A little bit of Aggression is one of the few essential games for the elementary school classroom. It could be the only thing done in grade 2 or 3 math for a whole year and my prediction would be that the students would end up in a superior place to most existing curricula. It is essential because it:

  1. gives students practice with addition / subtraction.
  2. can be customized to work with numbers 1-10 or 1-100.
  3. is strategically deep.
  4. offers connections to world history, contemporary events and geography.

Let’s see how to play…


Choose a map (many are provided in a pdf at the end of this slide presentation.)

Choose a starting number of armies. If this is your first week playing, limit the armies to a size of 10.

Black goes first. This is not necessarily an advantage.

Here, Rome puts three armies in one province of Sicily. That leaves them with seven armies in reserve.

Carthage deploys 4.
Players take turn deploying. In this first half of the game everything is peaceful. There is no attacking.
Players cannot deploy to a province that already has troops.
The first phase of the game continues until both players are out of armies or there are no empty provinces. Rome has run out of armies, but Carthage can keep on deploying as often as they wish.
Carthage adds a single army. Rome has no more armies so Rome must PASS. Carthage can deploy again.
Carthage adds another single army. Rome passes and Carthage can deploy again.
The first half of the game is complete. This happens when both players have deployed all their armies OR no empty provinces are left.

It is now time to attack. Who attacks first? The player who passed first. Rome passed first in this game, so Rome begins the attack.


Rome decides to attack Carthage in the centre.

Add up all of Rome’s armies that share a boarder with the attacked province.


5+3+2 > 4 so the attack is successful. If it were equal or less the attack would be unsuccessful.

Remove or cross out the defeated Carthaginian armies.

It is now the Carthaginian’s time to attack. Attacks alternate until both players pass.


Carthage attacks three Roman armies.

The Carthaginian attack succeeded so Rome lost her 3 armies.

It is Rome’s turn.


The five Roman armies in the South of Sicily attack North.

5 > 2 so this attack will succeed.


It is the Carthaginian’s time to attack.

They attack the two Roman armies garrisoned in the North.
Rome passes. It can make no more attacks. If Carthage had more attacks it could make them all, but in this case Carthage also has no further attacks.

The winner is the group with the most provinces. Carthage has 3. Rome has 1. Carthage wins.

In the case of a tie – the player with the most armies wins.

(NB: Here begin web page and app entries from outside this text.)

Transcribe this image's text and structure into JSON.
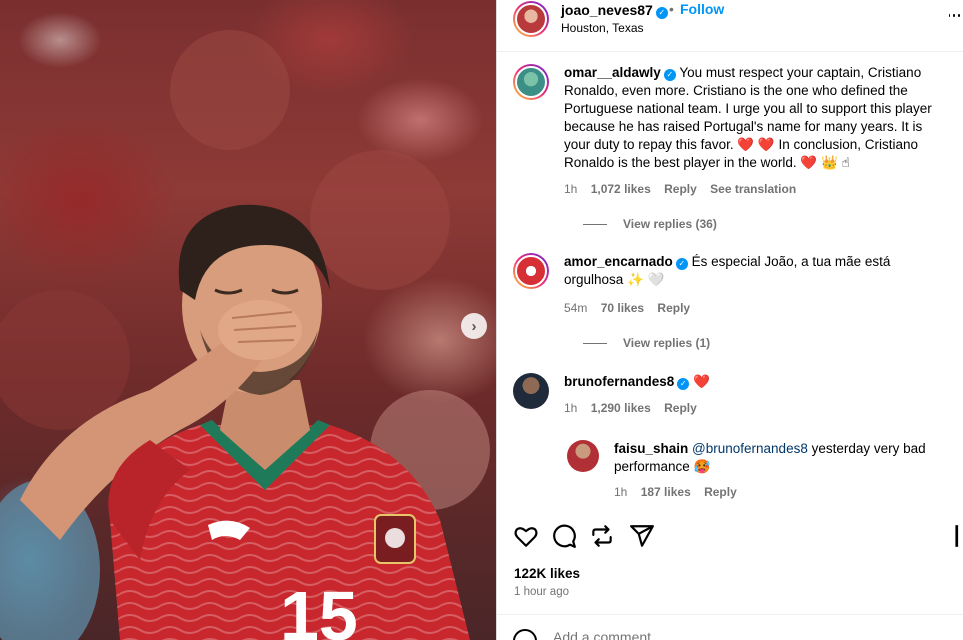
{
  "post": {
    "header": {
      "username": "joao_neves87",
      "separator": "•",
      "follow_label": "Follow",
      "location": "Houston, Texas",
      "avatar": "player-photo"
    },
    "photo": {
      "description_icon": "soccer-player-blowing-kiss",
      "jersey_number": "15",
      "next_icon": "›"
    },
    "comments": [
      {
        "username": "omar__aldawly",
        "verified": true,
        "text": "You must respect your captain, Cristiano Ronaldo, even more. Cristiano is the one who defined the Portuguese national team. I urge you all to support this player because he has raised Portugal's name for many years. It is your duty to repay this favor. ",
        "emoji_1": "❤️ ❤️",
        "text_2": " In conclusion, Cristiano Ronaldo is the best player in the world. ",
        "emoji_2": "❤️ 👑 ☝",
        "time": "1h",
        "likes": "1,072 likes",
        "reply": "Reply",
        "translate": "See translation",
        "view_replies": "View replies (36)"
      },
      {
        "username": "amor_encarnado",
        "verified": true,
        "text": "És especial João, a tua mãe está orgulhosa",
        "emoji": "✨ 🤍",
        "time": "54m",
        "likes": "70 likes",
        "reply": "Reply",
        "view_replies": "View replies (1)"
      },
      {
        "username": "brunofernandes8",
        "verified": true,
        "emoji": "❤️",
        "time": "1h",
        "likes": "1,290 likes",
        "reply": "Reply"
      },
      {
        "username": "faisu_shain",
        "verified": false,
        "mention": "@brunofernandes8",
        "text": " yesterday very bad performance ",
        "emoji": "🥵",
        "time": "1h",
        "likes": "187 likes",
        "reply": "Reply"
      }
    ],
    "actions": {
      "like_icon": "heart-icon",
      "comment_icon": "comment-icon",
      "repost_icon": "repost-icon",
      "share_icon": "share-icon",
      "save_icon": "bookmark-icon"
    },
    "likes_count": "122K likes",
    "time_ago": "1 hour ago",
    "add_comment_placeholder": "Add a comment..."
  },
  "colors": {
    "accent": "#0095f6",
    "text_secondary": "#737373",
    "heart": "#ed4956",
    "jersey_red": "#c8282d",
    "jersey_green": "#1f7a5a"
  }
}
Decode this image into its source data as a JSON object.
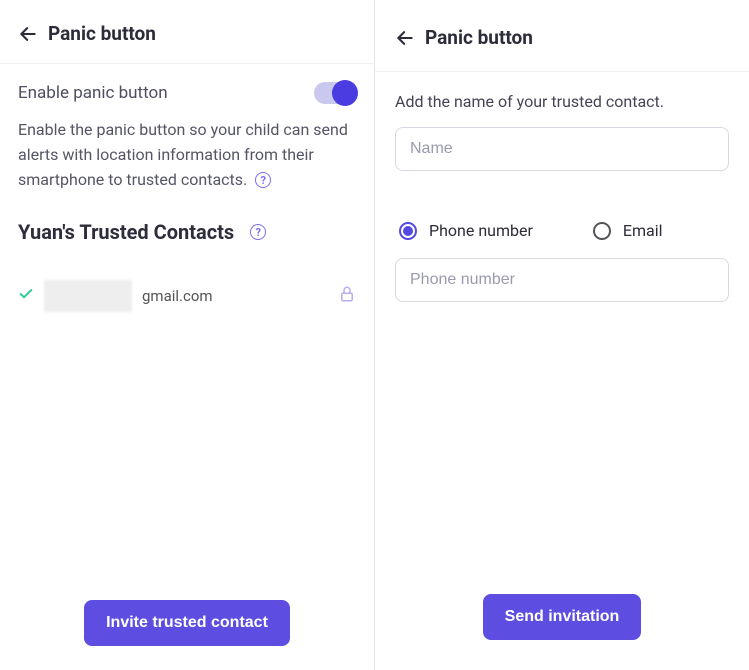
{
  "left": {
    "title": "Panic button",
    "toggle_label": "Enable panic button",
    "toggle_on": true,
    "description": "Enable the panic button so your child can send alerts with location information from their smartphone to trusted contacts.",
    "trusted_heading": "Yuan's Trusted Contacts",
    "contact_email_suffix": "gmail.com",
    "invite_button": "Invite trusted contact"
  },
  "right": {
    "title": "Panic button",
    "prompt": "Add the name of your trusted contact.",
    "name_placeholder": "Name",
    "radio_phone": "Phone number",
    "radio_email": "Email",
    "selected": "phone",
    "phone_placeholder": "Phone number",
    "send_button": "Send invitation"
  }
}
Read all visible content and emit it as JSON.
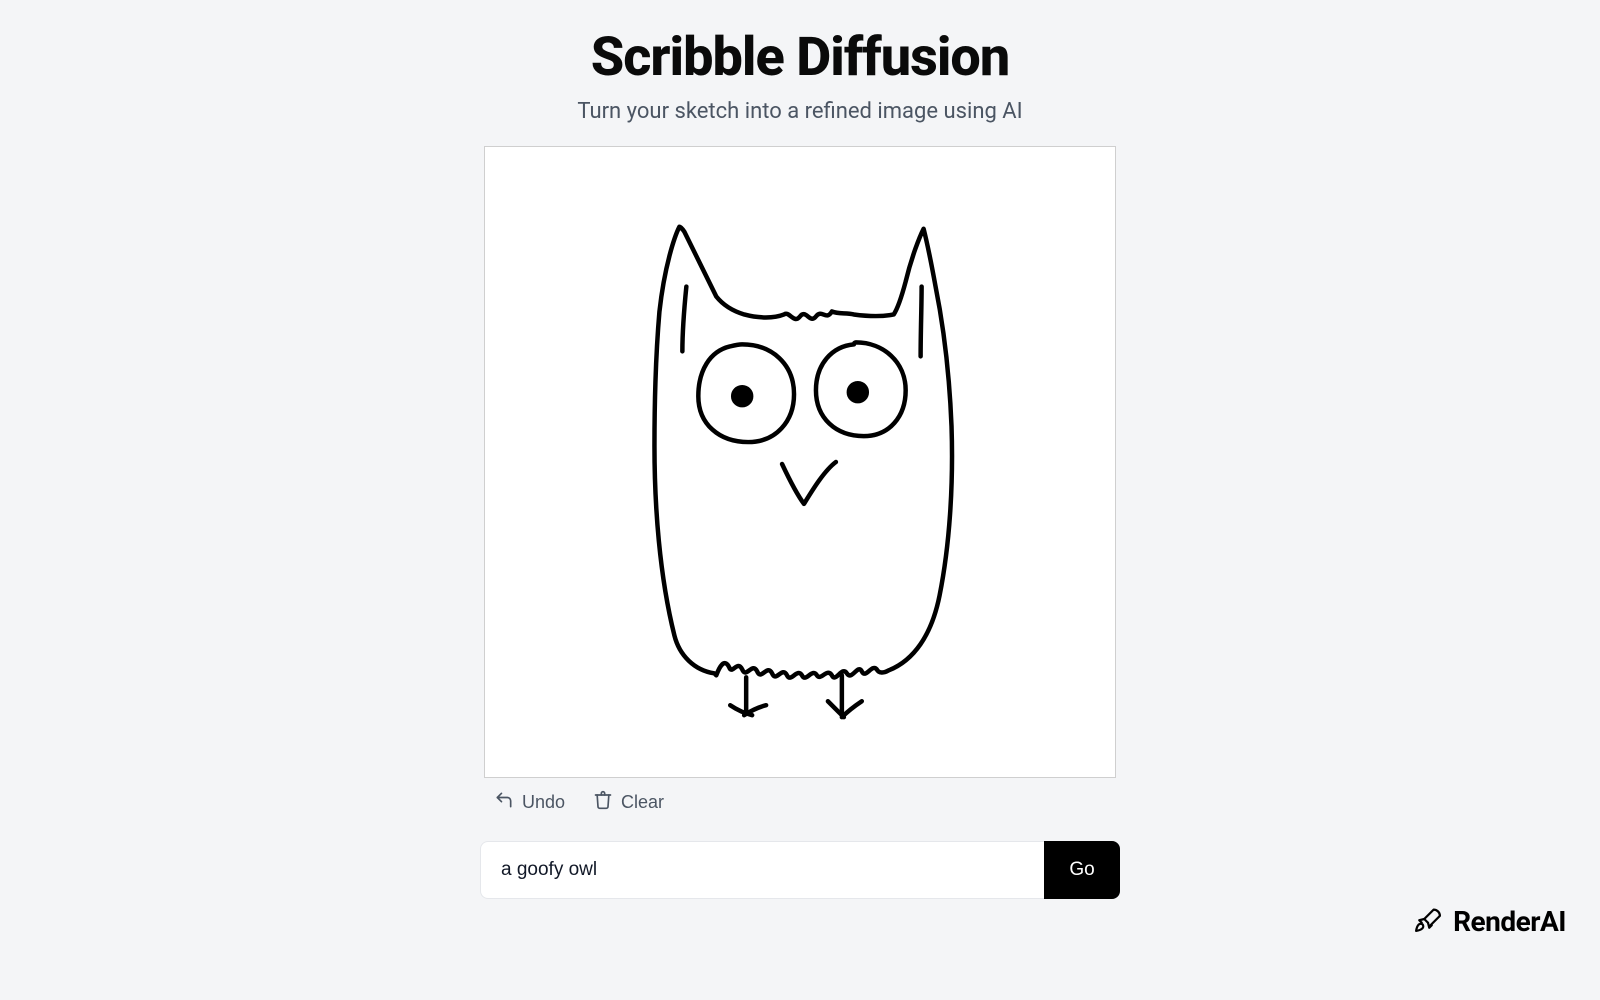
{
  "header": {
    "title": "Scribble Diffusion",
    "subtitle": "Turn your sketch into a refined image using AI"
  },
  "toolbar": {
    "undo_label": "Undo",
    "clear_label": "Clear"
  },
  "prompt": {
    "value": "a goofy owl",
    "placeholder": ""
  },
  "actions": {
    "go_label": "Go"
  },
  "brand": {
    "name": "RenderAI"
  },
  "sketch": {
    "description": "hand-drawn owl sketch"
  }
}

A little bit of Aggression is based on Eric Solomon’s 1973 game “Aggression.”

Download free game board maps and instructions here.

A little bit of Aggression

(inspired by Eric Solomon’s 1973 game Aggression)

This game is essential for the elementary school classroom learning addition and subtraction. It’s one of MathPickle’s top recommendations because it allows the teacher to deflect advanced students into problem-solving which allows the teacher to focus on helping struggling students.

You can see the high engagement even with middle school students in Belfast Northern Ireland. If the game can hold the interest of these students it is guaranteed to hold the interest of even the most precocious grade 2 student 😉

Standards for Mathematical Practice

MathPickle puzzle and game designs engage a wide spectrum of student abilities while targeting the following Standards for Mathematical Practice:

MP1 Toughen up!

Students develop grit and resiliency in the face of nasty, thorny problems. It is the most sought after skill for our students.

MP2 Think abstractly!

Students take problems and reformat them mathematically. This is helpful because mathematics lets them use powerful operations like addition.

MP3 Work together!

Students discuss their strategies to collaboratively solve a problem and identify missteps in a failed solution. MathPickle recommends pairing up students for all its puzzles.

MP4 Model reality!

Students create a model that mimics the real world. Discoveries made by manipulating the model often hint at something in the real world.

MP5 Use the right tools!

Students should use the right tools: 0-99 wall charts, graph paper, mathigon.org. etc.

MP6 Be precise!

Students learn to communicate using precise terminology. MathPickle encourages students not only to use the precise terms of others, but to invent and rigorously define their own terms.

MP7 Be observant!

Students learn to identify patterns. This is one of the things that the human brain does very well. We sometimes even identify patterns that don't really exist 😉

MP8 Be lazy!?!

Students learn to seek for shortcuts. Why would you want to add the numbers one through a hundred if you can find an easier way to do it?


Please use MathPickle in your classrooms. If you have improvements to make, please contact me. I'll give you credit and kudos 😉 For a free poster of MathPickle's ideas on elementary math education go here.

Gordon Hamilton

(MMath, PhD)